* WHAT IS EXPECTED: Nothing should be left out: output all of the entries exactly.

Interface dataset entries
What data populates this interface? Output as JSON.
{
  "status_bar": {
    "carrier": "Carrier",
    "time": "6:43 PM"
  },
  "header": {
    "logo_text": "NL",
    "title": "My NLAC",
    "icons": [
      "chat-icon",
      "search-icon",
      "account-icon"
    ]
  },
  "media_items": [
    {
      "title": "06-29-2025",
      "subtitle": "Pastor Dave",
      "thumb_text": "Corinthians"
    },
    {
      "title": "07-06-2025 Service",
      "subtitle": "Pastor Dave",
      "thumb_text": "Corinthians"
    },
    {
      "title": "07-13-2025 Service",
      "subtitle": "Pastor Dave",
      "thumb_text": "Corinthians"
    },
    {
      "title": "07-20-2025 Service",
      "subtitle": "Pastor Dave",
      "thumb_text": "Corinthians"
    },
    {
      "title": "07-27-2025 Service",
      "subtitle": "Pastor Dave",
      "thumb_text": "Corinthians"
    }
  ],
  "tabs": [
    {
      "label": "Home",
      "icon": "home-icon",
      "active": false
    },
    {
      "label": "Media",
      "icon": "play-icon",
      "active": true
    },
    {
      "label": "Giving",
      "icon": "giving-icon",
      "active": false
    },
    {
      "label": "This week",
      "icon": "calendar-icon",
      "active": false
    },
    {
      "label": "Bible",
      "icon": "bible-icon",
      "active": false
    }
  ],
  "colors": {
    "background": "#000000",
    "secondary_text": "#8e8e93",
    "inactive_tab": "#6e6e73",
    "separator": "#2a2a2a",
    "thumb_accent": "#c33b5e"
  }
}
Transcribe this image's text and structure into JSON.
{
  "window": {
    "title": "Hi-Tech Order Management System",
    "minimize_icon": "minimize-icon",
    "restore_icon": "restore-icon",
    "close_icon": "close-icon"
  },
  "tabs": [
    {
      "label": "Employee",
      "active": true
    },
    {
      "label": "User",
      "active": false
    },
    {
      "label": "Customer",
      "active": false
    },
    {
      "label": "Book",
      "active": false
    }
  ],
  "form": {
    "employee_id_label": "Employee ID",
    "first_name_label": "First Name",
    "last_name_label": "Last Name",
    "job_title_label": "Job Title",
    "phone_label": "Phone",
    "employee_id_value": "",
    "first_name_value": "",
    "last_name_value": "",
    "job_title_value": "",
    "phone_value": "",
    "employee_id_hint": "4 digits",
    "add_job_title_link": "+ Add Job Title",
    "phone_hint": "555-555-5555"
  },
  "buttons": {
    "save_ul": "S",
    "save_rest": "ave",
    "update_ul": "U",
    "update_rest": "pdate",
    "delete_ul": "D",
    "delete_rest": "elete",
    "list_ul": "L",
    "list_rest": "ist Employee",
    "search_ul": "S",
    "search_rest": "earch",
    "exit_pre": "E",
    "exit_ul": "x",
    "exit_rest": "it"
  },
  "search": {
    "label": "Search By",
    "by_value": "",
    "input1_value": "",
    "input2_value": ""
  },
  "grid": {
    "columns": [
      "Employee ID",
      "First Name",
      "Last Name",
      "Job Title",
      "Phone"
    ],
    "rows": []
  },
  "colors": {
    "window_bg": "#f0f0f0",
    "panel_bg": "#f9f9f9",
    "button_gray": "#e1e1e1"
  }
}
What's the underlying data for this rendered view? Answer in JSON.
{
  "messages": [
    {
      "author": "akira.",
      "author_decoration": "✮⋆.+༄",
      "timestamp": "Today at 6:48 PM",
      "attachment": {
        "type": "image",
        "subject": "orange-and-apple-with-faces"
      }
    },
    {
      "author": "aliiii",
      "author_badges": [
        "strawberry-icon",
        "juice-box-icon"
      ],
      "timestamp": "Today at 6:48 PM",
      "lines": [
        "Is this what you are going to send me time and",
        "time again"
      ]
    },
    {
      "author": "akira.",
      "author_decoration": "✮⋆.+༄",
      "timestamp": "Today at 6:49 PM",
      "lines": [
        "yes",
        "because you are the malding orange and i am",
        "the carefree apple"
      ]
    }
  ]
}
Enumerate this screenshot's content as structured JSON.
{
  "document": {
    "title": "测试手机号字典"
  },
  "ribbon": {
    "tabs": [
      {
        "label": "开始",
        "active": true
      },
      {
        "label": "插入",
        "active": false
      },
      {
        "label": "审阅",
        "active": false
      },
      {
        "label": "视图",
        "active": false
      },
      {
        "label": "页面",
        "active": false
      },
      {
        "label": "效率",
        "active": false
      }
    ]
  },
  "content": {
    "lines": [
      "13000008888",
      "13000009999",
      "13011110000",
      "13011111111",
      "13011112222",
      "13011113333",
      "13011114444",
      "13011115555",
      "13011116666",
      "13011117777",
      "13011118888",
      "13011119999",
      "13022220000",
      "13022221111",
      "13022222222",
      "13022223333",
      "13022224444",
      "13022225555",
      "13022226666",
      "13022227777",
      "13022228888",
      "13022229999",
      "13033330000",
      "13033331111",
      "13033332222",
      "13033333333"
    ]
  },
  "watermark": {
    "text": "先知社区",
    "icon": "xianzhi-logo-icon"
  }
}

* EXERCISE RESULT:
What data populates this interface? Output as JSON.
{
  "status_bar": {
    "carrier": "Carrier",
    "time": "6:43 PM"
  },
  "header": {
    "logo_text": "NL",
    "title": "My NLAC",
    "icons": [
      "chat-icon",
      "search-icon",
      "account-icon"
    ]
  },
  "media_items": [
    {
      "title": "06-29-2025",
      "subtitle": "Pastor Dave",
      "thumb_text": "Corinthians"
    },
    {
      "title": "07-06-2025 Service",
      "subtitle": "Pastor Dave",
      "thumb_text": "Corinthians"
    },
    {
      "title": "07-13-2025 Service",
      "subtitle": "Pastor Dave",
      "thumb_text": "Corinthians"
    },
    {
      "title": "07-20-2025 Service",
      "subtitle": "Pastor Dave",
      "thumb_text": "Corinthians"
    },
    {
      "title": "07-27-2025 Service",
      "subtitle": "Pastor Dave",
      "thumb_text": "Corinthians"
    }
  ],
  "tabs": [
    {
      "label": "Home",
      "icon": "home-icon",
      "active": false
    },
    {
      "label": "Media",
      "icon": "play-icon",
      "active": true
    },
    {
      "label": "Giving",
      "icon": "giving-icon",
      "active": false
    },
    {
      "label": "This week",
      "icon": "calendar-icon",
      "active": false
    },
    {
      "label": "Bible",
      "icon": "bible-icon",
      "active": false
    }
  ],
  "colors": {
    "background": "#000000",
    "secondary_text": "#8e8e93",
    "inactive_tab": "#6e6e73",
    "separator": "#2a2a2a",
    "thumb_accent": "#c33b5e"
  }
}
Transcribe this image's text and structure into JSON.
{
  "window": {
    "title": "Hi-Tech Order Management System",
    "minimize_icon": "minimize-icon",
    "restore_icon": "restore-icon",
    "close_icon": "close-icon"
  },
  "tabs": [
    {
      "label": "Employee",
      "active": true
    },
    {
      "label": "User",
      "active": false
    },
    {
      "label": "Customer",
      "active": false
    },
    {
      "label": "Book",
      "active": false
    }
  ],
  "form": {
    "employee_id_label": "Employee ID",
    "first_name_label": "First Name",
    "last_name_label": "Last Name",
    "job_title_label": "Job Title",
    "phone_label": "Phone",
    "employee_id_value": "",
    "first_name_value": "",
    "last_name_value": "",
    "job_title_value": "",
    "phone_value": "",
    "employee_id_hint": "4 digits",
    "add_job_title_link": "+ Add Job Title",
    "phone_hint": "555-555-5555"
  },
  "buttons": {
    "save_ul": "S",
    "save_rest": "ave",
    "update_ul": "U",
    "update_rest": "pdate",
    "delete_ul": "D",
    "delete_rest": "elete",
    "list_ul": "L",
    "list_rest": "ist Employee",
    "search_ul": "S",
    "search_rest": "earch",
    "exit_pre": "E",
    "exit_ul": "x",
    "exit_rest": "it"
  },
  "search": {
    "label": "Search By",
    "by_value": "",
    "input1_value": "",
    "input2_value": ""
  },
  "grid": {
    "columns": [
      "Employee ID",
      "First Name",
      "Last Name",
      "Job Title",
      "Phone"
    ],
    "rows": []
  },
  "colors": {
    "window_bg": "#f0f0f0",
    "panel_bg": "#f9f9f9",
    "button_gray": "#e1e1e1"
  }
}
What's the underlying data for this rendered view? Answer in JSON.
{
  "messages": [
    {
      "author": "akira.",
      "author_decoration": "✮⋆.+༄",
      "timestamp": "Today at 6:48 PM",
      "attachment": {
        "type": "image",
        "subject": "orange-and-apple-with-faces"
      }
    },
    {
      "author": "aliiii",
      "author_badges": [
        "strawberry-icon",
        "juice-box-icon"
      ],
      "timestamp": "Today at 6:48 PM",
      "lines": [
        "Is this what you are going to send me time and",
        "time again"
      ]
    },
    {
      "author": "akira.",
      "author_decoration": "✮⋆.+༄",
      "timestamp": "Today at 6:49 PM",
      "lines": [
        "yes",
        "because you are the malding orange and i am",
        "the carefree apple"
      ]
    }
  ]
}
Enumerate this screenshot's content as structured JSON.
{
  "document": {
    "title": "测试手机号字典"
  },
  "ribbon": {
    "tabs": [
      {
        "label": "开始",
        "active": true
      },
      {
        "label": "插入",
        "active": false
      },
      {
        "label": "审阅",
        "active": false
      },
      {
        "label": "视图",
        "active": false
      },
      {
        "label": "页面",
        "active": false
      },
      {
        "label": "效率",
        "active": false
      }
    ]
  },
  "content": {
    "lines": [
      "13000008888",
      "13000009999",
      "13011110000",
      "13011111111",
      "13011112222",
      "13011113333",
      "13011114444",
      "13011115555",
      "13011116666",
      "13011117777",
      "13011118888",
      "13011119999",
      "13022220000",
      "13022221111",
      "13022222222",
      "13022223333",
      "13022224444",
      "13022225555",
      "13022226666",
      "13022227777",
      "13022228888",
      "13022229999",
      "13033330000",
      "13033331111",
      "13033332222",
      "13033333333"
    ]
  },
  "watermark": {
    "text": "先知社区",
    "icon": "xianzhi-logo-icon"
  }
}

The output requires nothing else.